Double standard and then some

Pub date June 6, 2013
SectionPolitics Blog

“Let’s see. I was a reporter for the AP in Washington. I’m a Verizon customer in America. Way to go, govt. You have my phone records covered.”

Ben Feller, writer, today.

“For an unpopular guy on his way out of his office, President Bush still has some juice.

When Bush signed a law Thursday to broaden the government’s eavesdropping power, he served notice of how much sway he still holds on matters of national security.

Why the difference on security?

Because protecting the country is, in fact, a different matter. The president commands the military in a time of war. He leads a nation that was infamously attacked — and no one has forgotten 9/11.

So going against him can mean being labeled as soft on terrorism or unsupportive of the troops.
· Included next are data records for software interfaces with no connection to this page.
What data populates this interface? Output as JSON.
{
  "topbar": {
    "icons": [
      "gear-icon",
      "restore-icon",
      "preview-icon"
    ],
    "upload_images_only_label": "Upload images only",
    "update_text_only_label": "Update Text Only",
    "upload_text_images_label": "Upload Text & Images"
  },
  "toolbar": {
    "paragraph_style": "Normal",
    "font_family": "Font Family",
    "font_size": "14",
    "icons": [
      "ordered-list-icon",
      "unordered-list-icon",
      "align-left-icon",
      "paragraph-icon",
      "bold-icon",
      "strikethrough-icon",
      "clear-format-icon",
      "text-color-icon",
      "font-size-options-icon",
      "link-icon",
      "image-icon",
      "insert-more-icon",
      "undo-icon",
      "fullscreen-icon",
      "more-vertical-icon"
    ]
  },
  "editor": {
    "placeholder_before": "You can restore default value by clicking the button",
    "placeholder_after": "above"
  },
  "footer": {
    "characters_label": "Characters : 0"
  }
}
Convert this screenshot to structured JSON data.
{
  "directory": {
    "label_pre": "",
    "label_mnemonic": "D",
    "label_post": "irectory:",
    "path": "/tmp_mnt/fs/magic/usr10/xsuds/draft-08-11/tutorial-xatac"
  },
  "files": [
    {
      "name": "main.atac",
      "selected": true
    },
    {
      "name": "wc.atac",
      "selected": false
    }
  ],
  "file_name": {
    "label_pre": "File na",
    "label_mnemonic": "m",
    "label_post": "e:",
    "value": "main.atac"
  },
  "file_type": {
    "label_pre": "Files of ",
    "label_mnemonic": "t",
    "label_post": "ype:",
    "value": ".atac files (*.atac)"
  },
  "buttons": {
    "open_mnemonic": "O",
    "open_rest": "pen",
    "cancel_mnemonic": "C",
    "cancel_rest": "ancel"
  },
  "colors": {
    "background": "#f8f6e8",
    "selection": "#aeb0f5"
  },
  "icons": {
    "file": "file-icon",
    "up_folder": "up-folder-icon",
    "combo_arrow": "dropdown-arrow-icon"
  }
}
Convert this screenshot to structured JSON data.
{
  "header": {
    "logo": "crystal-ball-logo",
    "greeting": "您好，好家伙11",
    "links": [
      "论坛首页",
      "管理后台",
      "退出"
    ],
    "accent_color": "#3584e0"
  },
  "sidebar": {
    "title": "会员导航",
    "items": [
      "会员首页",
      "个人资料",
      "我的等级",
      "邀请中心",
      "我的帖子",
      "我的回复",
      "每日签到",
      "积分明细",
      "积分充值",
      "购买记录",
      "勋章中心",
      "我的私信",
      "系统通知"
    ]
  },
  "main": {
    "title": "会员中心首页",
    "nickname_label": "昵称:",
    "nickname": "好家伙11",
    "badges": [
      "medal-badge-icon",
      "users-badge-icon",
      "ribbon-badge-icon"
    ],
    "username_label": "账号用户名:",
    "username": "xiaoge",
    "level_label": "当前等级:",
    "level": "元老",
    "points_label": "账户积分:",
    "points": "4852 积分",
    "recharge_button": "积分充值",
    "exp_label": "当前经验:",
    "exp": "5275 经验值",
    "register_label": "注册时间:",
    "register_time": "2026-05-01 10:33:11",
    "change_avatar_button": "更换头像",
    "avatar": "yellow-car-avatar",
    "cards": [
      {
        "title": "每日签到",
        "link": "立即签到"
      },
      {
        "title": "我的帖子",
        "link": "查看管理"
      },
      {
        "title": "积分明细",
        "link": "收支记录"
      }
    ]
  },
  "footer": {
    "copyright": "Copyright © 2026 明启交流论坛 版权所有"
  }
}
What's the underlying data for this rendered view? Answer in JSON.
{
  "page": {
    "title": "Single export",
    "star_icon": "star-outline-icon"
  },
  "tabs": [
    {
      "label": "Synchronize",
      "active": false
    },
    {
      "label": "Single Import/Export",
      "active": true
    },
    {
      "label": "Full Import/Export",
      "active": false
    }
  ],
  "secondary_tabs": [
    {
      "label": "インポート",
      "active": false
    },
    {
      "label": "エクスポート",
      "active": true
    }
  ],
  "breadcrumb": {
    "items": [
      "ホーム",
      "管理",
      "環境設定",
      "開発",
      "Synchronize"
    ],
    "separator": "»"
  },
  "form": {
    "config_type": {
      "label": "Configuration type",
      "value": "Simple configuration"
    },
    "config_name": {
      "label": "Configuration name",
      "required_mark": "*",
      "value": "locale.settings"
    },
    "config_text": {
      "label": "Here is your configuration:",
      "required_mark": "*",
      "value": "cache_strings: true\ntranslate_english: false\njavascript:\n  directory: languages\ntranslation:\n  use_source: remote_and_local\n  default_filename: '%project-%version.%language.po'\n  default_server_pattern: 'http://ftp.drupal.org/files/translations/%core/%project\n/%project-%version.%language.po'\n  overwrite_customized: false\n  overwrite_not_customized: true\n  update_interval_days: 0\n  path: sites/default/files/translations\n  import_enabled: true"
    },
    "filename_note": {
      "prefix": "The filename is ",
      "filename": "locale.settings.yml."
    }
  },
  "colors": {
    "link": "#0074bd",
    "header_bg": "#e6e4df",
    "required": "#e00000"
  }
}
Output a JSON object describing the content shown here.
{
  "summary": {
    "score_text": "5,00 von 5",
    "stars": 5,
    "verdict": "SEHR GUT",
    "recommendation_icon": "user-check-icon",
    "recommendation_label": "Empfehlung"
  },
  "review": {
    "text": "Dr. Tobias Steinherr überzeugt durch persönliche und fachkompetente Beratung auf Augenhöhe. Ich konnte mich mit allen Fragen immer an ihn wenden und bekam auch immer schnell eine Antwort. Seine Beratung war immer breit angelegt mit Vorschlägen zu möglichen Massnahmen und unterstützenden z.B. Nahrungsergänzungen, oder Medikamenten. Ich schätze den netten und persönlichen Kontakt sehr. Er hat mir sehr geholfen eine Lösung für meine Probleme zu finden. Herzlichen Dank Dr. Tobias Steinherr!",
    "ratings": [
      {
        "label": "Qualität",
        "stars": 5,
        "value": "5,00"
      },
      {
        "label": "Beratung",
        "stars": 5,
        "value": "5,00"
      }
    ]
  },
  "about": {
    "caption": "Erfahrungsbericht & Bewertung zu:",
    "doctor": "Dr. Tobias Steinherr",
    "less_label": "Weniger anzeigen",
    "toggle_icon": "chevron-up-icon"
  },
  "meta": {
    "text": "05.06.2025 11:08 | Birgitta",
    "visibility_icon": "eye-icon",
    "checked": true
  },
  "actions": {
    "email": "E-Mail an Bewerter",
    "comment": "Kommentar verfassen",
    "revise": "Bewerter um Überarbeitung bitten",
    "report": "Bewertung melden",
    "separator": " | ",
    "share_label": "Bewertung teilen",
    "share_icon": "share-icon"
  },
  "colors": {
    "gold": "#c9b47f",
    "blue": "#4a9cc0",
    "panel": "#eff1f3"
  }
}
In an election year, try going to the voters with that around your neck”.

Ben Feller, same person, same subject, 2008.

Let me see if I fully get it: When it is we the peon public being eavesdropped upon, it is to “protect the country”. When it’s the press, it’s an outrage.


>>Read SFBG writer Rebecca Bowe’s coverage of the NSA scandal here and here.